The Kai Aloha Hotel, an 18-room boutique hotel next door to the Trump International Hotel Waikiki, has sold to investors from Japan for $8.1 million.
The buyer, Pineland Co. Ltd., is a real estate investment organization in Osaka, Japan, and the Waikiki property is its first investment in Hawaii, according to Steve Sombrero, president and owner of Cushman & Wakefield ChaneyBrooks, which represented the seller, Kai Aloha Ltd.
The seller was the family of the late En Harriet Chang, who ran the three-story hotel on Saratoga Road from the 1960s until her death in May 2019.
The hotel went on the market last spring, and marketing the property during the Covid-19 pandemic “presented unique challenges that required creative thinking and action,” listing broker Allen Yamaguchi said in a statement.
“For one, travel restrictions discouraged prospective offshore investors from flying to Hawaii unless they complied with the mandatory 14-day quarantine,” he said. “Imagine quarantining for 14 days to conduct a property inspection that could be completed in two or three days.”
Yamaguchi said detailed property presentations that addressed possible questions buyers might want to know, along with video conferences and virtual walk-throughs helped to circumnavigate the restrictions.
Sombrero noted that demand for commercial property in Hawaii is “stronger than ever before” and said his firm receives inquiries from investors on both sides of the Pacific. Some of those investors are looking for bargains in the Islands, where tourism has been severely impacted by the pandemic, on the assumption that hotels are severely distressed.
“In reality, there are no fire-sales to speak of in Hawaii,” Sombrero said. “Hotel owners and their lenders are holding their positions in anticipation of a quick and substantial recovery of our market. “After all, investors are investing in more than just hotels and properties. They are investing in the Hawaii Brand,” he said. “The sale of the Kai Aloha Hotel at the $450,000 per key price tag is a great testament of Hawaii’s strength. This was definitely not a fire-sale.”
The sale was also personal for Sombrero, who met Chang many years ago when he first started his business.
More than once he tried to convince her to sell the property and retire, and would often bring her malasadas and talk story.
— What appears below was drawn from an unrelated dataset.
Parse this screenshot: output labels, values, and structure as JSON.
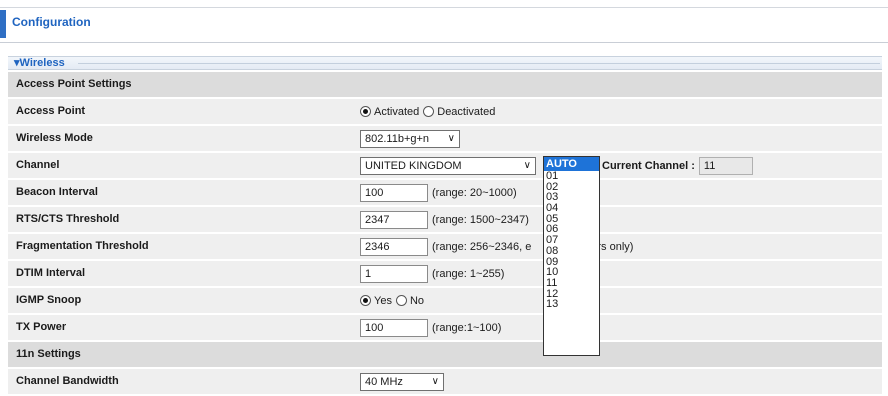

“The fact that I was able to do it even after she passed away,” Sombrero told Pacific Business News. “I’m going to go visit her and put some flowers on her grave and say ‘I did it, Harriet.'”